The Cassandras warned of even more dire days ahead. But in 1980, an actor from California who became the state’s governor was elected president of the United States. He exuded hope about the future, and that hope was infectious. Ronald Reagan described the Unites States as a shining city upon a hill and, despite his many detractors, lifted the nation out of doubt.

Analogies are usually faulty. Surely this moment is different from 1980, but it would be a mistake to underestimate national resilience and the role a leader can play in elevating the spirit in the body politic. There are days when gloom is a mist in the country’s air. I understand why so many are convinced the best of times are in our past, but I don’t buy this line.

Paul Valéry was right when he said, “the future isn’t what it used to be.” Alas, the future is what we make of it. An inspirational leader can awaken a dormant national esprit. Notwithstanding all the problems we face, the United States is still a model of liberty for people across the globe.

When those courageous Chinese freedom fighters jammed Tiananmen Square in 1989, they didn’t build a statue of Muhammed or Chairman Mao. They constructed a Statue of Liberty. It is our liberty that they wanted to emulate. From the condition of liberty we often take for granted springs our strength and our endurance.

Yes, I am an unapologetic optimist, admittedly guarded. But my view is grounded in reality. As I see it, in a world of manic pessimism, my realism seems like manic optimism. I wonder if that could be a bumper sticker.

_____________

Herbert I. London is a senior fellow at the Manhattan Institute and president emeritus of the Hudson Institute.

Read Less




Welcome to Commentary Magazine.
We hope you enjoy your visit.
As a visitor to our site, you are allowed 8 free articles this month.
This is your first of 8 free articles.

If you are already a digital subscriber, log in here »

Print subscriber? For free access to the website and iPad, register here »

To subscribe, click here to see our subscription offers »
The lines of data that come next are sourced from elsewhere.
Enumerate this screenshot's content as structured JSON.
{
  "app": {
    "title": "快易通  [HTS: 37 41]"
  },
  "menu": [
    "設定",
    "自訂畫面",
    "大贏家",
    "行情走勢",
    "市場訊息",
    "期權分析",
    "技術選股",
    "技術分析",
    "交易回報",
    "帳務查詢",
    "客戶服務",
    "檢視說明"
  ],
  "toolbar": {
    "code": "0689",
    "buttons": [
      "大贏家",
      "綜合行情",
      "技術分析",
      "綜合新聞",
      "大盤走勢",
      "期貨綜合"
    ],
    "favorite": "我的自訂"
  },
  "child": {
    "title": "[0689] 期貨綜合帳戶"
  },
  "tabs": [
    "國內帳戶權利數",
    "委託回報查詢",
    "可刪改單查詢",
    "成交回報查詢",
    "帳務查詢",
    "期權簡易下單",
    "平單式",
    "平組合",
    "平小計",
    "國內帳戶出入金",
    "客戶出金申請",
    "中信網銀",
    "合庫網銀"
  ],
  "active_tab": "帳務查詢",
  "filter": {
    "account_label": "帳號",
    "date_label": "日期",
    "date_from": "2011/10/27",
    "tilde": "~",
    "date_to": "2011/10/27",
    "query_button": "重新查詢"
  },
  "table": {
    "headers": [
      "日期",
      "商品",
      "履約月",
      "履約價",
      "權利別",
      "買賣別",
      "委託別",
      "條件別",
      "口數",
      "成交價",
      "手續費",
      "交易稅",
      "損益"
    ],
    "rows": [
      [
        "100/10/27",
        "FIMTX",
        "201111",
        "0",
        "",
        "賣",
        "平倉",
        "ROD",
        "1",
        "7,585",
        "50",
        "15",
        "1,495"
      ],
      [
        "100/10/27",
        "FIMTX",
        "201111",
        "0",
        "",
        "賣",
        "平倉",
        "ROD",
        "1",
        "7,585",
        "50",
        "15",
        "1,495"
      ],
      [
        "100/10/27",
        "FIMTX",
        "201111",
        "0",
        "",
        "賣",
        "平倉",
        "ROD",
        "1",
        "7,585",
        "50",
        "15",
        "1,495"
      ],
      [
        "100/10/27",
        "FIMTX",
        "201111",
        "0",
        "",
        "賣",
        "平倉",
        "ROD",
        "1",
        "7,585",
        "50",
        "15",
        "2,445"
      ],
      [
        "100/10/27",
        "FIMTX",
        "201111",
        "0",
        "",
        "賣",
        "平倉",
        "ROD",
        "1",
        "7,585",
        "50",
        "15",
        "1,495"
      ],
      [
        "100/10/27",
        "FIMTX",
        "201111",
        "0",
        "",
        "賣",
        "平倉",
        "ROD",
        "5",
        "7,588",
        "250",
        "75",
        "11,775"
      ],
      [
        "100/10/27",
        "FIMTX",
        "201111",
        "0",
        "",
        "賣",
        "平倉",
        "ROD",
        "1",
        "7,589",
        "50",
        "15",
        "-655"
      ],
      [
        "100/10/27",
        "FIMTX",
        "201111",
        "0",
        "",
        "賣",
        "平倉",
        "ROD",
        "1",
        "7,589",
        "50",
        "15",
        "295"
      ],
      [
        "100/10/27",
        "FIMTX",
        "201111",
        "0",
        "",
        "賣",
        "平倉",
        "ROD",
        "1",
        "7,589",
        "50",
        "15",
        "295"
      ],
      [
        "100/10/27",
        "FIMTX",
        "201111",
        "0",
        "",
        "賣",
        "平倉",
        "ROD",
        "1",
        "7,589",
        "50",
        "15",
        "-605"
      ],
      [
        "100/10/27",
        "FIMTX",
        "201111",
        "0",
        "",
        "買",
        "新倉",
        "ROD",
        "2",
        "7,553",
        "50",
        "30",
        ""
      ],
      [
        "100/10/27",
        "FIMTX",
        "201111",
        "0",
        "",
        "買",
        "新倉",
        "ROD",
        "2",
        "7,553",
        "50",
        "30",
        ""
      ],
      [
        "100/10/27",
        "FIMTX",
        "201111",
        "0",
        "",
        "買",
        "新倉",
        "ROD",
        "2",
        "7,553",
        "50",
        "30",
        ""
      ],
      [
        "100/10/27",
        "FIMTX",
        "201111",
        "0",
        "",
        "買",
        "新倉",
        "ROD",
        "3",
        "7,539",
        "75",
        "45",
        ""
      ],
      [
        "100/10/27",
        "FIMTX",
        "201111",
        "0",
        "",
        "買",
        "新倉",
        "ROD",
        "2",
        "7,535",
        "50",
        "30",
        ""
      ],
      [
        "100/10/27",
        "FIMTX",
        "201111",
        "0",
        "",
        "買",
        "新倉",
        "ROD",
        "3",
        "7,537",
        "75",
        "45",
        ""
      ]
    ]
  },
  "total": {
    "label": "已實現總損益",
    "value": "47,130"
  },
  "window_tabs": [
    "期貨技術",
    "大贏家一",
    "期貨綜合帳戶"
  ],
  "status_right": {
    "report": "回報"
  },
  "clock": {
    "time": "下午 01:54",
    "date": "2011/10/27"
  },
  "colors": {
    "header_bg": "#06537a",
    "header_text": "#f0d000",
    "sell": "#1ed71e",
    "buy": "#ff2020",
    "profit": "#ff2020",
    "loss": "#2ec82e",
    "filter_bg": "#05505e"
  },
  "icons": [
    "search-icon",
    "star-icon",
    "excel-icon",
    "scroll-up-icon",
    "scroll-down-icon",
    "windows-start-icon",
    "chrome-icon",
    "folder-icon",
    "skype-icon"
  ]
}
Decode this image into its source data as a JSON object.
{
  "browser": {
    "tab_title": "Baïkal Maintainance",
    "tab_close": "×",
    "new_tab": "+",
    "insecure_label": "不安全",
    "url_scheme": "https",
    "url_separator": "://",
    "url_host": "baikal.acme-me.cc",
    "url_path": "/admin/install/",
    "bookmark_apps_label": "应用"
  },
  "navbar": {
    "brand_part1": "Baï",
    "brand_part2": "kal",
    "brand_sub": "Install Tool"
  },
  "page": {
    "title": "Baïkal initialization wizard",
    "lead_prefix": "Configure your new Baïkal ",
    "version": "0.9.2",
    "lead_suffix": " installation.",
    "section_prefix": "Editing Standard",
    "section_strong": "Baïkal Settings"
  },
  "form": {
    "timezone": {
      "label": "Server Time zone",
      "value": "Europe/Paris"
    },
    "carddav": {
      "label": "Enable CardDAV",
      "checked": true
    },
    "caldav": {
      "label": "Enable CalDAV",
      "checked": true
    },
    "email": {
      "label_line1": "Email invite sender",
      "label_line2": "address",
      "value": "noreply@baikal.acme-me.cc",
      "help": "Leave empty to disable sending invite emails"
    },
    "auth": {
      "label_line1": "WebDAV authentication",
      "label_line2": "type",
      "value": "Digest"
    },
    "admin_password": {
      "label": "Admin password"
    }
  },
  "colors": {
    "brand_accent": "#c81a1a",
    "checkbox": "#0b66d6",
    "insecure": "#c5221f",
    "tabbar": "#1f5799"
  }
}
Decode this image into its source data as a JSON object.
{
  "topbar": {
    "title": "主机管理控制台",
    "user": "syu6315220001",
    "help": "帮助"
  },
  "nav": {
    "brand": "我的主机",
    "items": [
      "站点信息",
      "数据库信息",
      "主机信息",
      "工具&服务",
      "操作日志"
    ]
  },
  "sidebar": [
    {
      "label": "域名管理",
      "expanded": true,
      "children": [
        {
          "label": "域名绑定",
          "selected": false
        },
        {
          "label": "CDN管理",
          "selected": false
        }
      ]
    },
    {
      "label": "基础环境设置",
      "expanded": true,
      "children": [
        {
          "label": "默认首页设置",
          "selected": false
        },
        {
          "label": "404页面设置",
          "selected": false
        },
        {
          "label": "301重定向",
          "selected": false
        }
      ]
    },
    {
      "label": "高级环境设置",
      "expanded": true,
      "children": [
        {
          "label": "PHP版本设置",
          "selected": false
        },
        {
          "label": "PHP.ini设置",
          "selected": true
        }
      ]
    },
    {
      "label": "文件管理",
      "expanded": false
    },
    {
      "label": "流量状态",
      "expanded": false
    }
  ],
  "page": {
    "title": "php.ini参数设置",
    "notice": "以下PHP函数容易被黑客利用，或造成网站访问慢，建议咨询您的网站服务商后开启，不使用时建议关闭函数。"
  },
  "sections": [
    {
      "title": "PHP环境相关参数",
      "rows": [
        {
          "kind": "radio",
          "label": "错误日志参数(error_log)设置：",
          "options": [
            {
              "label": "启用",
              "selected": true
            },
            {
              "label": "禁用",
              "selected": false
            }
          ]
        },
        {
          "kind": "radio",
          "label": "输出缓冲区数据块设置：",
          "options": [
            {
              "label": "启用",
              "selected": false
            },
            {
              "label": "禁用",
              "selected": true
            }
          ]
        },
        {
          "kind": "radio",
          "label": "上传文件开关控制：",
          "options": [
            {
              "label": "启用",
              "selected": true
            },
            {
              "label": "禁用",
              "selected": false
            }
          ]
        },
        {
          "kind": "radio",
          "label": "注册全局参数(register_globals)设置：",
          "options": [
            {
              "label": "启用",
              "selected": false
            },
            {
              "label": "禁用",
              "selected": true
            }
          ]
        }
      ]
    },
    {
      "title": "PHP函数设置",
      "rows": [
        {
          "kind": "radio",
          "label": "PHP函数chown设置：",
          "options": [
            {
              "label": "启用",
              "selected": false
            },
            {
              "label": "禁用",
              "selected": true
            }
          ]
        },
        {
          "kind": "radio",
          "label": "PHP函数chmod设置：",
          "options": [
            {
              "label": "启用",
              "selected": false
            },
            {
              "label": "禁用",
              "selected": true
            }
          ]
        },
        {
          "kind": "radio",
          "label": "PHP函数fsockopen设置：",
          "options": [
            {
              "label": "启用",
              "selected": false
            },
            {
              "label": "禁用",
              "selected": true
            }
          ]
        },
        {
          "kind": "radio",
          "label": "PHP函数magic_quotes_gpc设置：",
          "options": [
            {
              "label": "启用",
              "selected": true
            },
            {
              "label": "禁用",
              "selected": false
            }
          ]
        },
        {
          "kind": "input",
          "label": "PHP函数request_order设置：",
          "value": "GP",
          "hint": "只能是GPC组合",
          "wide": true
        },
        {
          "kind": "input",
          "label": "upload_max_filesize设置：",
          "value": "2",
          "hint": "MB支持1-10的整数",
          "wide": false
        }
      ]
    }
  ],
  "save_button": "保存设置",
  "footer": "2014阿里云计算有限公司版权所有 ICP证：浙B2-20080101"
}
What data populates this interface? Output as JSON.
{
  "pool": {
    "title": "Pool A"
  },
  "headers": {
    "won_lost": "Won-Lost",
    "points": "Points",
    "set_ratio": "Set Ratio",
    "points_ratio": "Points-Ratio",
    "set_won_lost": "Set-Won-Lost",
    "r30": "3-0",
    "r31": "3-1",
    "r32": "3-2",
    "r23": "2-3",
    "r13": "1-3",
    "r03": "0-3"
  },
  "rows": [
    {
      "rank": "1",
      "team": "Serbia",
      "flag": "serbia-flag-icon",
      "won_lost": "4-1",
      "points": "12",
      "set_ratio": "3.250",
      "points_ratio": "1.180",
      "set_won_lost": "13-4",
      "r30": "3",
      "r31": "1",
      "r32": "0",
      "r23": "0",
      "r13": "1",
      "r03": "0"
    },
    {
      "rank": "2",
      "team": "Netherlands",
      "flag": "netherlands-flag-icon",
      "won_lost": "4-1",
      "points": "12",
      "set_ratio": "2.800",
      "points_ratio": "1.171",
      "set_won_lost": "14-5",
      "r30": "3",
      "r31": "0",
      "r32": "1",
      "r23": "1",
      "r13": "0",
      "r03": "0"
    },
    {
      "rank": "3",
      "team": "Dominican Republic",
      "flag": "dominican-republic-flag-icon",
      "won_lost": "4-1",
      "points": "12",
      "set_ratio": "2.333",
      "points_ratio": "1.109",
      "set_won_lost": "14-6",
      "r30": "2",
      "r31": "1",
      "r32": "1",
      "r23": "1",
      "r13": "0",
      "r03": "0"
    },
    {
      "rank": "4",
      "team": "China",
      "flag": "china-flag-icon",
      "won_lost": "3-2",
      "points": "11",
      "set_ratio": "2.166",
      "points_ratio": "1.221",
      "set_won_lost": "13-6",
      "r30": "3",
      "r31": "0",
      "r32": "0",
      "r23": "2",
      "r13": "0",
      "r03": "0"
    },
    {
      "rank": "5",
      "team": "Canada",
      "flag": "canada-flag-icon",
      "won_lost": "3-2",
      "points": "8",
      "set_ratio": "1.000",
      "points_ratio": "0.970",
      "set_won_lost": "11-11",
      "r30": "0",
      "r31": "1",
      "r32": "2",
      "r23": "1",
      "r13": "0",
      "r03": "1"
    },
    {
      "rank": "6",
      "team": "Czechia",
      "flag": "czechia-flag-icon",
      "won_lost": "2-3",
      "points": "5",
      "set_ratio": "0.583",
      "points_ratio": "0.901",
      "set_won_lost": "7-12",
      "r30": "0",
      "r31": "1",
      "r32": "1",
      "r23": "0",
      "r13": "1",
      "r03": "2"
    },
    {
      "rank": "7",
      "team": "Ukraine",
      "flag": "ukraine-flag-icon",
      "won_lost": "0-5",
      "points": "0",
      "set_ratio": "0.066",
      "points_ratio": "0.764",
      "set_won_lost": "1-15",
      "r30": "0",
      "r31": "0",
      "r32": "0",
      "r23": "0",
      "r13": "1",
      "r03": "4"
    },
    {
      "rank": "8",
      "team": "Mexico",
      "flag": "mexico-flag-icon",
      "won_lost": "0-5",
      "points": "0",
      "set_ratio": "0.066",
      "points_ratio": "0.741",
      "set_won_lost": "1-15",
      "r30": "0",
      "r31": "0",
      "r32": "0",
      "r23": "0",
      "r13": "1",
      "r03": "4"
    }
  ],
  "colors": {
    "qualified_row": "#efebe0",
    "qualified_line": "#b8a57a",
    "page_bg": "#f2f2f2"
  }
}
Please note this is an advertisement skip this ad
Clearly, you have a passion for ideas.
Subscribe today for unlimited digital access to the publication that shapes the minds of the people who shape our world.
Get for just
YOU HAVE READ OF 8 FREE ARTICLES THIS MONTH.
FOR JUST
YOU HAVE READ OF 8 FREE ARTICLES THIS MONTH.
FOR JUST
Welcome to Commentary Magazine.
We hope you enjoy your visit.
As a visitor, you are allowed 8 free articles.
This is your first article.
You have read of 8 free articles this month.
YOU HAVE READ 8 OF 8
FREE ARTICLES THIS MONTH.
for full access to
CommentaryMagazine.com
INCLUDES FULL ACCESS TO:
Digital subscriber?
Print subscriber? Get free access »
Call to subscribe: 1-800-829-6270
You can also subscribe
on your computer at
CommentaryMagazine.com.
LOG IN WITH YOUR
COMMENTARY MAGAZINE ID
Don't have a CommentaryMagazine.com log in?
CREATE A COMMENTARY
LOG IN ID
Enter you email address and password below. A confirmation email will be sent to the email address that you provide.